Problem to solve:
Copy every line of the material below word for word.

Source data:

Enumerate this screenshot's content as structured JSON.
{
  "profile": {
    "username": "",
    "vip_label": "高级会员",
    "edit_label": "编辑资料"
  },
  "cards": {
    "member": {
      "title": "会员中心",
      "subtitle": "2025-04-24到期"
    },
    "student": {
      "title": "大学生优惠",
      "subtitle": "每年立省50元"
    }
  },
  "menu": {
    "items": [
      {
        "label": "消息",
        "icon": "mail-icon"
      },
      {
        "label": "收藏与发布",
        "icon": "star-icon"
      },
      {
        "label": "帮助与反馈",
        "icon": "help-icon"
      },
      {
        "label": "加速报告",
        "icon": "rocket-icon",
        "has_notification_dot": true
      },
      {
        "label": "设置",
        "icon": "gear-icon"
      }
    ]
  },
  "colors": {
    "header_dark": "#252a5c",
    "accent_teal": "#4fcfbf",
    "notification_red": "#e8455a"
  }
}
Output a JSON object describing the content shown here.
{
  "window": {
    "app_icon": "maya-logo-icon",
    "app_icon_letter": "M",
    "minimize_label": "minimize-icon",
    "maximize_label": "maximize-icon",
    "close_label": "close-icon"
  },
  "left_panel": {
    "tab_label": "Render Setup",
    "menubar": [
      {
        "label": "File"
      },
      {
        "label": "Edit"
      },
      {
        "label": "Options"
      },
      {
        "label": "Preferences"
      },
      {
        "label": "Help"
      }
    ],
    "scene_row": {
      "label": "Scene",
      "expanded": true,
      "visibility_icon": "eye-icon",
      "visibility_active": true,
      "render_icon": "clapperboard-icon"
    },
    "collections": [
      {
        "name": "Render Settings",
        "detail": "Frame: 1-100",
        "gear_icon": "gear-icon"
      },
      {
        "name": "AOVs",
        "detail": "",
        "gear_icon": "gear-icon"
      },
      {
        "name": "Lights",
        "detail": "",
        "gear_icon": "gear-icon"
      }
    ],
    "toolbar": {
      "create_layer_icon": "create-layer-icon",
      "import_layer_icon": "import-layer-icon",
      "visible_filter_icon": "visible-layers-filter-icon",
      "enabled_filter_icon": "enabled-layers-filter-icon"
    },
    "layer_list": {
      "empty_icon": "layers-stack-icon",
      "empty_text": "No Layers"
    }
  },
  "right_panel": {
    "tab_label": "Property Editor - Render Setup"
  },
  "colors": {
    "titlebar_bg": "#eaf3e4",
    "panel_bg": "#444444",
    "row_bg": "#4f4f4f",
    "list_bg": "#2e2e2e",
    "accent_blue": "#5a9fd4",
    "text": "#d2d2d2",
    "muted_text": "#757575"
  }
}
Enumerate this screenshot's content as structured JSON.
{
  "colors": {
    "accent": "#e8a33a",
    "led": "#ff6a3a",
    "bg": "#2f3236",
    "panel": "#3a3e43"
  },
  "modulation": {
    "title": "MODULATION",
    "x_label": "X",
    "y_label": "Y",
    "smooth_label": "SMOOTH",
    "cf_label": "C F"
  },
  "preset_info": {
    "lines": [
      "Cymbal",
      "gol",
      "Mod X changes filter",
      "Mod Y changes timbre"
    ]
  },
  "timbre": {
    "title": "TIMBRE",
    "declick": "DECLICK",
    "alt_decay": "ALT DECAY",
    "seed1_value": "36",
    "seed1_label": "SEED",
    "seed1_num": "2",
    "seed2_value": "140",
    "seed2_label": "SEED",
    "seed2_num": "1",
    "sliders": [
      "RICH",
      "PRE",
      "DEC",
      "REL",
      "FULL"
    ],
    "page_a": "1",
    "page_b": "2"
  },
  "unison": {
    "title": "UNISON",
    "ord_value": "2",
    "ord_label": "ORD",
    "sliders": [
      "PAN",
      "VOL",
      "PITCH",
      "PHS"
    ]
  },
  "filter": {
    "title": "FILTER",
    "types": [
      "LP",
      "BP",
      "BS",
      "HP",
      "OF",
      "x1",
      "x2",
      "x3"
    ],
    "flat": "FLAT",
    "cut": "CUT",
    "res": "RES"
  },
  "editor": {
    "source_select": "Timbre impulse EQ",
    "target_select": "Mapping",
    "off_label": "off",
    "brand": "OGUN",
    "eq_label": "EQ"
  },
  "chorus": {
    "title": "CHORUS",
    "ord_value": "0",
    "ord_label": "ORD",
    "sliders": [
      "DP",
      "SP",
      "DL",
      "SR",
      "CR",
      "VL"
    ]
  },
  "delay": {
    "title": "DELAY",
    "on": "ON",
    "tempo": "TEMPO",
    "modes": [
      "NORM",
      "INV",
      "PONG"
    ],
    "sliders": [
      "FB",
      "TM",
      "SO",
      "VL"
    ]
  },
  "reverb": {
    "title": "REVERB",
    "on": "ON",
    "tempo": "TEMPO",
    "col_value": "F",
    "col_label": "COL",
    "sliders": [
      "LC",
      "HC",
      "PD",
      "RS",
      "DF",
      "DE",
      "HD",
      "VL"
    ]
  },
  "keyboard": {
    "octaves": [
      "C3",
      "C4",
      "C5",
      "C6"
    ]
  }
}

Solution for this problem:
Enumerate this screenshot's content as structured JSON.
{
  "profile": {
    "username": "",
    "vip_label": "高级会员",
    "edit_label": "编辑资料"
  },
  "cards": {
    "member": {
      "title": "会员中心",
      "subtitle": "2025-04-24到期"
    },
    "student": {
      "title": "大学生优惠",
      "subtitle": "每年立省50元"
    }
  },
  "menu": {
    "items": [
      {
        "label": "消息",
        "icon": "mail-icon"
      },
      {
        "label": "收藏与发布",
        "icon": "star-icon"
      },
      {
        "label": "帮助与反馈",
        "icon": "help-icon"
      },
      {
        "label": "加速报告",
        "icon": "rocket-icon",
        "has_notification_dot": true
      },
      {
        "label": "设置",
        "icon": "gear-icon"
      }
    ]
  },
  "colors": {
    "header_dark": "#252a5c",
    "accent_teal": "#4fcfbf",
    "notification_red": "#e8455a"
  }
}
Output a JSON object describing the content shown here.
{
  "window": {
    "app_icon": "maya-logo-icon",
    "app_icon_letter": "M",
    "minimize_label": "minimize-icon",
    "maximize_label": "maximize-icon",
    "close_label": "close-icon"
  },
  "left_panel": {
    "tab_label": "Render Setup",
    "menubar": [
      {
        "label": "File"
      },
      {
        "label": "Edit"
      },
      {
        "label": "Options"
      },
      {
        "label": "Preferences"
      },
      {
        "label": "Help"
      }
    ],
    "scene_row": {
      "label": "Scene",
      "expanded": true,
      "visibility_icon": "eye-icon",
      "visibility_active": true,
      "render_icon": "clapperboard-icon"
    },
    "collections": [
      {
        "name": "Render Settings",
        "detail": "Frame: 1-100",
        "gear_icon": "gear-icon"
      },
      {
        "name": "AOVs",
        "detail": "",
        "gear_icon": "gear-icon"
      },
      {
        "name": "Lights",
        "detail": "",
        "gear_icon": "gear-icon"
      }
    ],
    "toolbar": {
      "create_layer_icon": "create-layer-icon",
      "import_layer_icon": "import-layer-icon",
      "visible_filter_icon": "visible-layers-filter-icon",
      "enabled_filter_icon": "enabled-layers-filter-icon"
    },
    "layer_list": {
      "empty_icon": "layers-stack-icon",
      "empty_text": "No Layers"
    }
  },
  "right_panel": {
    "tab_label": "Property Editor - Render Setup"
  },
  "colors": {
    "titlebar_bg": "#eaf3e4",
    "panel_bg": "#444444",
    "row_bg": "#4f4f4f",
    "list_bg": "#2e2e2e",
    "accent_blue": "#5a9fd4",
    "text": "#d2d2d2",
    "muted_text": "#757575"
  }
}
Enumerate this screenshot's content as structured JSON.
{
  "colors": {
    "accent": "#e8a33a",
    "led": "#ff6a3a",
    "bg": "#2f3236",
    "panel": "#3a3e43"
  },
  "modulation": {
    "title": "MODULATION",
    "x_label": "X",
    "y_label": "Y",
    "smooth_label": "SMOOTH",
    "cf_label": "C F"
  },
  "preset_info": {
    "lines": [
      "Cymbal",
      "gol",
      "Mod X changes filter",
      "Mod Y changes timbre"
    ]
  },
  "timbre": {
    "title": "TIMBRE",
    "declick": "DECLICK",
    "alt_decay": "ALT DECAY",
    "seed1_value": "36",
    "seed1_label": "SEED",
    "seed1_num": "2",
    "seed2_value": "140",
    "seed2_label": "SEED",
    "seed2_num": "1",
    "sliders": [
      "RICH",
      "PRE",
      "DEC",
      "REL",
      "FULL"
    ],
    "page_a": "1",
    "page_b": "2"
  },
  "unison": {
    "title": "UNISON",
    "ord_value": "2",
    "ord_label": "ORD",
    "sliders": [
      "PAN",
      "VOL",
      "PITCH",
      "PHS"
    ]
  },
  "filter": {
    "title": "FILTER",
    "types": [
      "LP",
      "BP",
      "BS",
      "HP",
      "OF",
      "x1",
      "x2",
      "x3"
    ],
    "flat": "FLAT",
    "cut": "CUT",
    "res": "RES"
  },
  "editor": {
    "source_select": "Timbre impulse EQ",
    "target_select": "Mapping",
    "off_label": "off",
    "brand": "OGUN",
    "eq_label": "EQ"
  },
  "chorus": {
    "title": "CHORUS",
    "ord_value": "0",
    "ord_label": "ORD",
    "sliders": [
      "DP",
      "SP",
      "DL",
      "SR",
      "CR",
      "VL"
    ]
  },
  "delay": {
    "title": "DELAY",
    "on": "ON",
    "tempo": "TEMPO",
    "modes": [
      "NORM",
      "INV",
      "PONG"
    ],
    "sliders": [
      "FB",
      "TM",
      "SO",
      "VL"
    ]
  },
  "reverb": {
    "title": "REVERB",
    "on": "ON",
    "tempo": "TEMPO",
    "col_value": "F",
    "col_label": "COL",
    "sliders": [
      "LC",
      "HC",
      "PD",
      "RS",
      "DF",
      "DE",
      "HD",
      "VL"
    ]
  },
  "keyboard": {
    "octaves": [
      "C3",
      "C4",
      "C5",
      "C6"
    ]
  }
}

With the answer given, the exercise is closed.